In general, psittacosis causes mild illness in people. The most common symptoms include:

  • Fever and chills
  • Headache
  • Muscle aches
  • Dry cough

Psittacosis can also cause pneumonia (a lung infection) that may require treatment or care in a hospital. Rarely, psittacosis can result in death.

Most people begin developing signs and symptoms of psittacosis within 5 to 14 days after exposure to the bacteria (C. psittaci). Occasionally, people report the start of symptoms after more than 14 days.

Investigation Details

February 11, 2019

The Virginia and Georgia departments of health investigated a multistate outbreak of psittacosis occurring at two poultry slaughter plants owned by a single corporation. CDC and USDA assisted with the investigation.

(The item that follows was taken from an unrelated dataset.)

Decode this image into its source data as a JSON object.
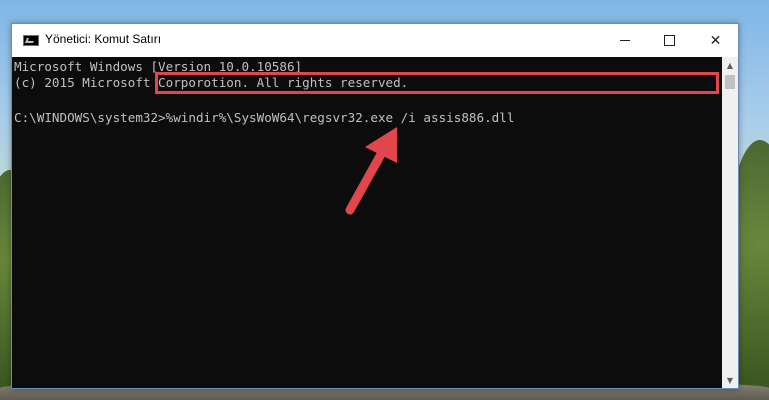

CDC and Virginia and Georgia departments of health encourage clinicians to have a high index of suspicion of psittacosis in individuals who have signs/symptoms of psittacosis and who work in poultry slaughter plants. If you become aware of poultry workers with X-ray confirmed or clinician-diagnosed pneumonia or suspected psittacosis, please contact your local health department. CDC can perform confirmatory laboratory testing. Lower respiratory tract specimens (e.g., sputum) are ideal. CDC will also accept other specimen types (e.g., nasopharyngeal/oropharyngeal swabs, whole blood, stool) for psittacosis investigations.

Page last reviewed: February 11, 2019